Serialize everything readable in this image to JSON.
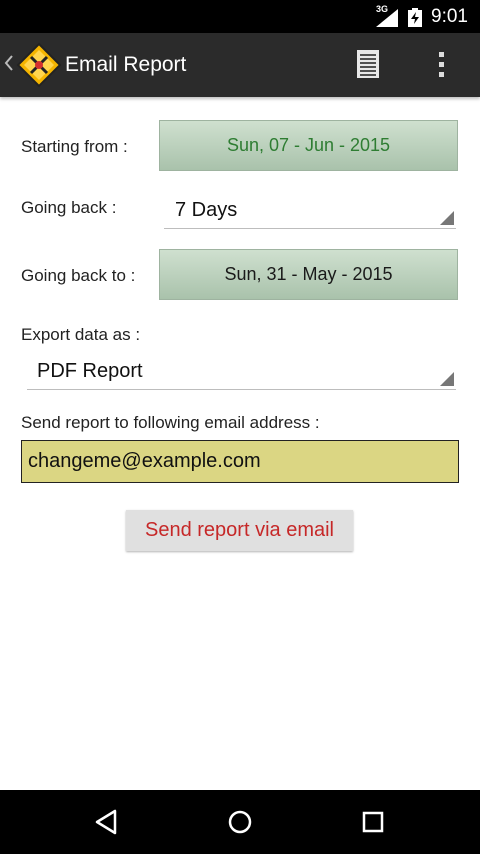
{
  "status_bar": {
    "network": "3G",
    "time": "9:01"
  },
  "action_bar": {
    "title": "Email Report"
  },
  "form": {
    "starting_from_label": "Starting from :",
    "starting_from_value": "Sun,  07 - Jun - 2015",
    "going_back_label": "Going back :",
    "going_back_value": "7 Days",
    "going_back_to_label": "Going back to :",
    "going_back_to_value": "Sun,  31 - May - 2015",
    "export_label": "Export data as :",
    "export_value": "PDF Report",
    "email_label": "Send report to following email address :",
    "email_value": "changeme@example.com",
    "send_button": "Send report via email"
  },
  "colors": {
    "start_date_text": "#2e7d32",
    "send_button_text": "#c62828",
    "email_bg": "#dbd683"
  },
  "icons": [
    "up-caret-icon",
    "app-logo-icon",
    "list-icon",
    "overflow-menu-icon",
    "back-icon",
    "home-icon",
    "recents-icon"
  ]
}
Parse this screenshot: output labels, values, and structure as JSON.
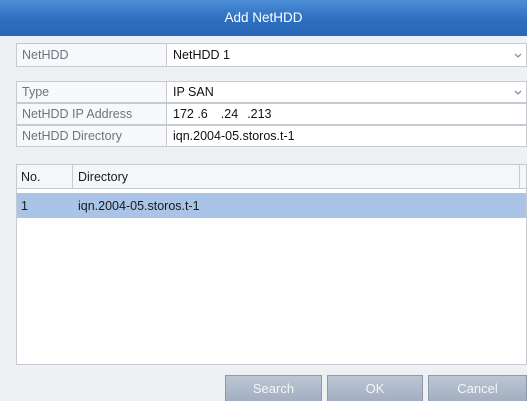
{
  "dialog": {
    "title": "Add NetHDD"
  },
  "form": {
    "nethdd": {
      "label": "NetHDD",
      "value": "NetHDD 1"
    },
    "type": {
      "label": "Type",
      "value": "IP SAN"
    },
    "ip": {
      "label": "NetHDD IP Address",
      "octets": [
        "172 .6",
        ".24",
        ".213"
      ]
    },
    "directory": {
      "label": "NetHDD Directory",
      "value": "iqn.2004-05.storos.t-1"
    }
  },
  "table": {
    "columns": [
      "No.",
      "Directory"
    ],
    "rows": [
      {
        "no": "1",
        "directory": "iqn.2004-05.storos.t-1"
      }
    ]
  },
  "buttons": {
    "search": "Search",
    "ok": "OK",
    "cancel": "Cancel"
  },
  "icons": {
    "dropdown": "chevron-down-icon"
  }
}
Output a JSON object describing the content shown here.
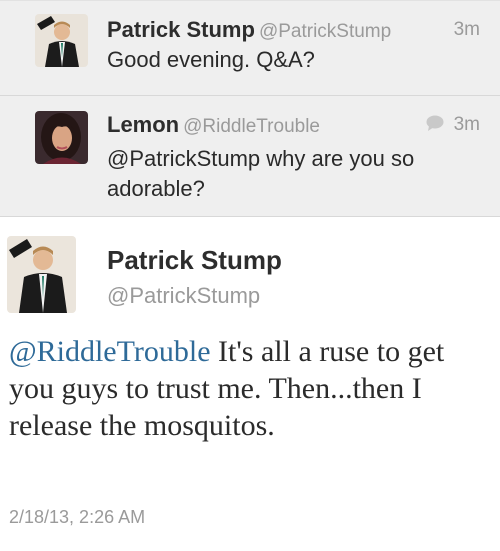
{
  "thread": [
    {
      "name": "Patrick Stump",
      "handle": "@PatrickStump",
      "time": "3m",
      "text": "Good evening. Q&A?",
      "avatar_icon": "patrick-avatar"
    },
    {
      "name": "Lemon",
      "handle": "@RiddleTrouble",
      "time": "3m",
      "text": "@PatrickStump why are you so adorable?",
      "avatar_icon": "lemon-avatar",
      "reply_icon": "speech-bubble-icon"
    }
  ],
  "main_tweet": {
    "name": "Patrick Stump",
    "handle": "@PatrickStump",
    "mention": "@RiddleTrouble",
    "text": " It's all a ruse to get you guys to trust me. Then...then I release the mosquitos.",
    "timestamp": "2/18/13, 2:26 AM",
    "avatar_icon": "patrick-avatar"
  },
  "colors": {
    "background_thread": "#efefef",
    "mention": "#2e6a98",
    "muted": "#9a9a9a"
  }
}
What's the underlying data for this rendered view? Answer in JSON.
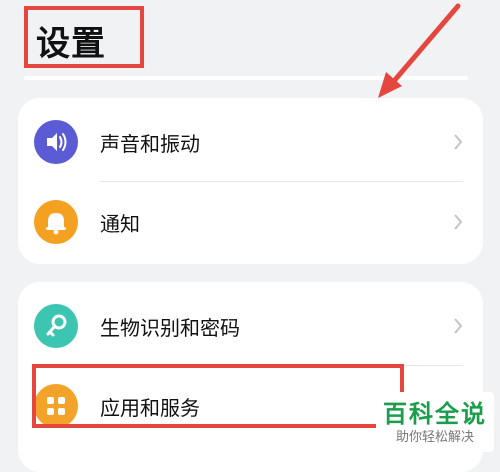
{
  "header": {
    "title": "设置"
  },
  "card1": {
    "items": [
      {
        "label": "声音和振动",
        "icon": "speaker-icon",
        "icon_color": "#5b5bd6"
      },
      {
        "label": "通知",
        "icon": "bell-icon",
        "icon_color": "#f4a020"
      }
    ]
  },
  "card2": {
    "items": [
      {
        "label": "生物识别和密码",
        "icon": "key-icon",
        "icon_color": "#3cc5b0"
      },
      {
        "label": "应用和服务",
        "icon": "apps-grid-icon",
        "icon_color": "#f3a32a"
      }
    ]
  },
  "annotation": {
    "color": "#e5473e"
  },
  "watermark": {
    "title": "百科全说",
    "subtitle": "助你轻松解决"
  }
}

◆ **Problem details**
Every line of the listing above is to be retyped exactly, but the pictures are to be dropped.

◆ **Response box**
Serialize everything readable in this image to JSON.
{
  "status_bar": {
    "network": "3G",
    "time": "9:01"
  },
  "action_bar": {
    "title": "Email Report"
  },
  "form": {
    "starting_from_label": "Starting from :",
    "starting_from_value": "Sun,  07 - Jun - 2015",
    "going_back_label": "Going back :",
    "going_back_value": "7 Days",
    "going_back_to_label": "Going back to :",
    "going_back_to_value": "Sun,  31 - May - 2015",
    "export_label": "Export data as :",
    "export_value": "PDF Report",
    "email_label": "Send report to following email address :",
    "email_value": "changeme@example.com",
    "send_button": "Send report via email"
  },
  "colors": {
    "start_date_text": "#2e7d32",
    "send_button_text": "#c62828",
    "email_bg": "#dbd683"
  },
  "icons": [
    "up-caret-icon",
    "app-logo-icon",
    "list-icon",
    "overflow-menu-icon",
    "back-icon",
    "home-icon",
    "recents-icon"
  ]
}
Parse this screenshot: output labels, values, and structure as JSON.
{
  "dialog": {
    "title": "Add NetHDD"
  },
  "form": {
    "nethdd": {
      "label": "NetHDD",
      "value": "NetHDD 1"
    },
    "type": {
      "label": "Type",
      "value": "IP SAN"
    },
    "ip": {
      "label": "NetHDD IP Address",
      "octets": [
        "172 .6",
        ".24",
        ".213"
      ]
    },
    "directory": {
      "label": "NetHDD Directory",
      "value": "iqn.2004-05.storos.t-1"
    }
  },
  "table": {
    "columns": [
      "No.",
      "Directory"
    ],
    "rows": [
      {
        "no": "1",
        "directory": "iqn.2004-05.storos.t-1"
      }
    ]
  },
  "buttons": {
    "search": "Search",
    "ok": "OK",
    "cancel": "Cancel"
  },
  "icons": {
    "dropdown": "chevron-down-icon"
  }
}
Output a JSON object describing the content shown here.
{
  "thread": [
    {
      "name": "Patrick Stump",
      "handle": "@PatrickStump",
      "time": "3m",
      "text": "Good evening. Q&A?",
      "avatar_icon": "patrick-avatar"
    },
    {
      "name": "Lemon",
      "handle": "@RiddleTrouble",
      "time": "3m",
      "text": "@PatrickStump why are you so adorable?",
      "avatar_icon": "lemon-avatar",
      "reply_icon": "speech-bubble-icon"
    }
  ],
  "main_tweet": {
    "name": "Patrick Stump",
    "handle": "@PatrickStump",
    "mention": "@RiddleTrouble",
    "text": " It's all a ruse to get you guys to trust me. Then...then I release the mosquitos.",
    "timestamp": "2/18/13, 2:26 AM",
    "avatar_icon": "patrick-avatar"
  },
  "colors": {
    "background_thread": "#efefef",
    "mention": "#2e6a98",
    "muted": "#9a9a9a"
  }
}
What's the underlying data for this rendered view? Answer in JSON.
{
  "header": {
    "title": "设置"
  },
  "card1": {
    "items": [
      {
        "label": "声音和振动",
        "icon": "speaker-icon",
        "icon_color": "#5b5bd6"
      },
      {
        "label": "通知",
        "icon": "bell-icon",
        "icon_color": "#f4a020"
      }
    ]
  },
  "card2": {
    "items": [
      {
        "label": "生物识别和密码",
        "icon": "key-icon",
        "icon_color": "#3cc5b0"
      },
      {
        "label": "应用和服务",
        "icon": "apps-grid-icon",
        "icon_color": "#f3a32a"
      }
    ]
  },
  "annotation": {
    "color": "#e5473e"
  },
  "watermark": {
    "title": "百科全说",
    "subtitle": "助你轻松解决"
  }
}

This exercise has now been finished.